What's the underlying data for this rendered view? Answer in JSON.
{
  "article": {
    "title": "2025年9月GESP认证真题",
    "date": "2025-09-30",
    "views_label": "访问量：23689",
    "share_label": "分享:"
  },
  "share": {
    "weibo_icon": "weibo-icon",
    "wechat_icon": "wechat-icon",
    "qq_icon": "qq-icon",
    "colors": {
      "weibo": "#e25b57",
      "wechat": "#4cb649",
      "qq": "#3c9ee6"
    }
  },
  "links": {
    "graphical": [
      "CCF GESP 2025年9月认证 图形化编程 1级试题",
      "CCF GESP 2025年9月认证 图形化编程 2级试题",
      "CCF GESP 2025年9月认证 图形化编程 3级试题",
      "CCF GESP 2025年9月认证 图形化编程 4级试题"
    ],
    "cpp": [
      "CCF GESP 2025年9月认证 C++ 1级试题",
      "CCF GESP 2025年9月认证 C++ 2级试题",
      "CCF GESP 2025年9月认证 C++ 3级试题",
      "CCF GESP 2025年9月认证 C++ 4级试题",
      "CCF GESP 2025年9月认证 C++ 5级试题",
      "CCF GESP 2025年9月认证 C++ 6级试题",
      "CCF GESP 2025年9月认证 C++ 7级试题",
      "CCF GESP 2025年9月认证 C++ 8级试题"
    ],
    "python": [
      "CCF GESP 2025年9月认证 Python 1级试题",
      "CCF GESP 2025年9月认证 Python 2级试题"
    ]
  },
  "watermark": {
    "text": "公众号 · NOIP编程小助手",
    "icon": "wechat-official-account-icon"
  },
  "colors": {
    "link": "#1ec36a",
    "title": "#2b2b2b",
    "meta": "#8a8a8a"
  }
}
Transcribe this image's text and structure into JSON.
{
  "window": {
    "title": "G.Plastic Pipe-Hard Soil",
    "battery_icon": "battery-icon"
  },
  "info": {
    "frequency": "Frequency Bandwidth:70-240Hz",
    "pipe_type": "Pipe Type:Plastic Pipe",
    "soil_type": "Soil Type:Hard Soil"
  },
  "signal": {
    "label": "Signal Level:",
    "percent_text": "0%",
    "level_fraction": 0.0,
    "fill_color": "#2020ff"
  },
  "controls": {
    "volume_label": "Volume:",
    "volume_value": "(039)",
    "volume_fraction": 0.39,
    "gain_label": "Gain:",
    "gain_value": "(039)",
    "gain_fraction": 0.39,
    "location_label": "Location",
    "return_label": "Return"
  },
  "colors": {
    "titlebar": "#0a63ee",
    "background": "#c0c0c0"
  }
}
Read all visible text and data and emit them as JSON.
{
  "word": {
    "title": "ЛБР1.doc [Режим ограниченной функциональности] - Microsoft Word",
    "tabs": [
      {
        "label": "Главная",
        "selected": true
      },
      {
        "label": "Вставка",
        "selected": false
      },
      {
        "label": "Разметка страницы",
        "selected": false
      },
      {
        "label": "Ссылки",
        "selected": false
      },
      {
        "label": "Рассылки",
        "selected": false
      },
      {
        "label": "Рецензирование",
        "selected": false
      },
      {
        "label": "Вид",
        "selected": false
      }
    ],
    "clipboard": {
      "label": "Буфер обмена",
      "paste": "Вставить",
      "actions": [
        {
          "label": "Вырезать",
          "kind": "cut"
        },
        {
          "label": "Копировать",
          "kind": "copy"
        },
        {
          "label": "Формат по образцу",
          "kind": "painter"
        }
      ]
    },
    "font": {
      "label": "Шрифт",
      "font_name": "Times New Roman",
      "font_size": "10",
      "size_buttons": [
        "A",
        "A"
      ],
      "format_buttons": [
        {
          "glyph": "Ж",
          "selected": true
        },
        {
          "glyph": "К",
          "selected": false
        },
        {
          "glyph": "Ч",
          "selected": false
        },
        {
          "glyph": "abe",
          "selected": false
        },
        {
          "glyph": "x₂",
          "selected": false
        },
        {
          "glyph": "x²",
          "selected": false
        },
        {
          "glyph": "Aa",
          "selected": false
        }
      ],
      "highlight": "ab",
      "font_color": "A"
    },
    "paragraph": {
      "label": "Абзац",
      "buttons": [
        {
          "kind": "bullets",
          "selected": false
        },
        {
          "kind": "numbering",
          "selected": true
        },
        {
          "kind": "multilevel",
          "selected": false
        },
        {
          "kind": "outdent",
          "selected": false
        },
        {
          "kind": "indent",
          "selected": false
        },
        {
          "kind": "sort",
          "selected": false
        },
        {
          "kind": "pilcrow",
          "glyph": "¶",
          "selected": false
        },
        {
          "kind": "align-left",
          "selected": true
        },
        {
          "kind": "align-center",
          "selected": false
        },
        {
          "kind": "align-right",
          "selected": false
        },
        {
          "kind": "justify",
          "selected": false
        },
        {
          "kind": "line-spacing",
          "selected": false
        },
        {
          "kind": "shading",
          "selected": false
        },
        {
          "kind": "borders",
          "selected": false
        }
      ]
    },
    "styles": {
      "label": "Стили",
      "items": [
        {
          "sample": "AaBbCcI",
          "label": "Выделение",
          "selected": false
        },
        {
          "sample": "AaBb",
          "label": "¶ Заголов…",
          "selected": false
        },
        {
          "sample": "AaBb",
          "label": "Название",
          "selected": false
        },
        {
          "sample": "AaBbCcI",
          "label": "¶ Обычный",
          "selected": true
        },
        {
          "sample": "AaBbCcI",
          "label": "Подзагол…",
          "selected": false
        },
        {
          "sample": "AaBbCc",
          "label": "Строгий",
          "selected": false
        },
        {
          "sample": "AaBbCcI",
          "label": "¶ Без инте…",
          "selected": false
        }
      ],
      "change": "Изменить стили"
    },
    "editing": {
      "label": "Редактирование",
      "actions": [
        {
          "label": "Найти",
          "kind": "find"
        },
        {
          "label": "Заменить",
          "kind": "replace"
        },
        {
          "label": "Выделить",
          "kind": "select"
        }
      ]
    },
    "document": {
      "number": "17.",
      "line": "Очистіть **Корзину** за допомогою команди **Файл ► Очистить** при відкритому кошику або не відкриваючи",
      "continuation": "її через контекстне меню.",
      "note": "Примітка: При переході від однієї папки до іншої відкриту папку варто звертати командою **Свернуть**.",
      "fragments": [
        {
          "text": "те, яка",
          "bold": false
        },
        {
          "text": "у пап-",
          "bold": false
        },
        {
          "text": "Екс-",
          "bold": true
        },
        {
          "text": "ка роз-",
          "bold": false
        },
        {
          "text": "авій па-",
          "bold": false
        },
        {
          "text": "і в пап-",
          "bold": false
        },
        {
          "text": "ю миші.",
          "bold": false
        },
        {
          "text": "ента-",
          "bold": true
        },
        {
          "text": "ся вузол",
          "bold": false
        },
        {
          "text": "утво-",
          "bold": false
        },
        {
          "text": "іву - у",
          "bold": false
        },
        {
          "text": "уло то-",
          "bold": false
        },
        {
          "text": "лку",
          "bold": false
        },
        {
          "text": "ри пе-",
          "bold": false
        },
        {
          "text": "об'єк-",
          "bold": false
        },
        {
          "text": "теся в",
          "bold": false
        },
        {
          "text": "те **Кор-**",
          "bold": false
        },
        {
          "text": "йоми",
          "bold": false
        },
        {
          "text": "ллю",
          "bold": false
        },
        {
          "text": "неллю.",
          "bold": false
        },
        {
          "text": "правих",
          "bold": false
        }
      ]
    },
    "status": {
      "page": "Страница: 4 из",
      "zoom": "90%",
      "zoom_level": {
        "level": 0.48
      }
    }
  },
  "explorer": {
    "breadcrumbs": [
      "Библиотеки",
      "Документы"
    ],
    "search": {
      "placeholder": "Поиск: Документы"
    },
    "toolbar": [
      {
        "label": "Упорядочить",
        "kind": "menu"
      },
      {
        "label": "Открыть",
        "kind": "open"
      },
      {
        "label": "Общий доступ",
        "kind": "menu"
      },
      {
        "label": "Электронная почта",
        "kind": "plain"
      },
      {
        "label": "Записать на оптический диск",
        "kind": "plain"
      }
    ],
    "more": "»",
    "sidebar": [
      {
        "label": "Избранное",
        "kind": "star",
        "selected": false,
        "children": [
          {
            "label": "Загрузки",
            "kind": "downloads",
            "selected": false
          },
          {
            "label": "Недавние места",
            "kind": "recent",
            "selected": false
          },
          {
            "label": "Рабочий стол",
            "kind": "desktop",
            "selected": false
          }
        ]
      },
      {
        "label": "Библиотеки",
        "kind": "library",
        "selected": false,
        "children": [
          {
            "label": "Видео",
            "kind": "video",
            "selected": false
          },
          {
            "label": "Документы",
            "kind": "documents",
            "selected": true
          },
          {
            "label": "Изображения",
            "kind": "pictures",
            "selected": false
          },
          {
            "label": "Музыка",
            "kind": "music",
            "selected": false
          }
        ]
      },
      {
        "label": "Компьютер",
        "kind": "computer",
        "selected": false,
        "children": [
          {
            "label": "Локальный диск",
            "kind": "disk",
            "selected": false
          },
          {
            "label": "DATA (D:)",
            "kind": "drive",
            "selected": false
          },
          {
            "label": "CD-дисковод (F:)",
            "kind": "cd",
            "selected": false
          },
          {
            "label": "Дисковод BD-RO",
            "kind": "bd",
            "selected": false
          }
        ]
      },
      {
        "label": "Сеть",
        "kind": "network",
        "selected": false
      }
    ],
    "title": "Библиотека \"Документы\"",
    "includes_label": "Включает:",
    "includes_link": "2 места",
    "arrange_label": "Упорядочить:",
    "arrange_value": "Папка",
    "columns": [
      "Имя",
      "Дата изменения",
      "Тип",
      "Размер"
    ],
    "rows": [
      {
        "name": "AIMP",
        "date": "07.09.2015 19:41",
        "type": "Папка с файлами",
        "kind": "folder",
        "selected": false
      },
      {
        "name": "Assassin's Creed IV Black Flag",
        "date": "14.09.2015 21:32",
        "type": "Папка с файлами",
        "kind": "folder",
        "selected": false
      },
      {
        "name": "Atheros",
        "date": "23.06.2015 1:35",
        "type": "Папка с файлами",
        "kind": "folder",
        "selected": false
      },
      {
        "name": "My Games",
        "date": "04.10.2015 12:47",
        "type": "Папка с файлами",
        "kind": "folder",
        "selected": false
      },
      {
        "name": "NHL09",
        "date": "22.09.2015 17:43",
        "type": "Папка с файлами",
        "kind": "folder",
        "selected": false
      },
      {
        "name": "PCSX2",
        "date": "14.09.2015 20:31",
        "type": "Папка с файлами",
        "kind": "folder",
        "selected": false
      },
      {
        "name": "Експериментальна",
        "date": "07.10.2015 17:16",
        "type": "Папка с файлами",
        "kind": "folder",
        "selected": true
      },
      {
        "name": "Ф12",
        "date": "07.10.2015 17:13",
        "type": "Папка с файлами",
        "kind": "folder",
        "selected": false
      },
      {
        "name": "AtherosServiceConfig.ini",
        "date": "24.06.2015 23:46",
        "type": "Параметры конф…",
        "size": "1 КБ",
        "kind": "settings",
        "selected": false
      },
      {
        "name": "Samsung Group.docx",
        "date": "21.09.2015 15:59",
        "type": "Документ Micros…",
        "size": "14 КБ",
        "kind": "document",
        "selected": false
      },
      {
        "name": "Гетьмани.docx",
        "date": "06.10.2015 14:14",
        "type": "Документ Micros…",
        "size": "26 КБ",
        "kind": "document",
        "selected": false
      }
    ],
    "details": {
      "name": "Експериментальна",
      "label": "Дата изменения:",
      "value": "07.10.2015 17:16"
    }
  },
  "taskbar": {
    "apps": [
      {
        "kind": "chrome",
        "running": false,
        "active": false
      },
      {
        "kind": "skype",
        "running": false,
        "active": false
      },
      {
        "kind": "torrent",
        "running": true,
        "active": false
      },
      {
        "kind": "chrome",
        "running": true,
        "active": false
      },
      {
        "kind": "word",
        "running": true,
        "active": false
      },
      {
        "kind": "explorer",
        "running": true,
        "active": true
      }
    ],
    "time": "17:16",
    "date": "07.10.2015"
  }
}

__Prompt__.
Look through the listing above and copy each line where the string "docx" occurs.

__Exercise result__.
        "name": "Samsung Group.docx",
        "name": "Гетьмани.docx",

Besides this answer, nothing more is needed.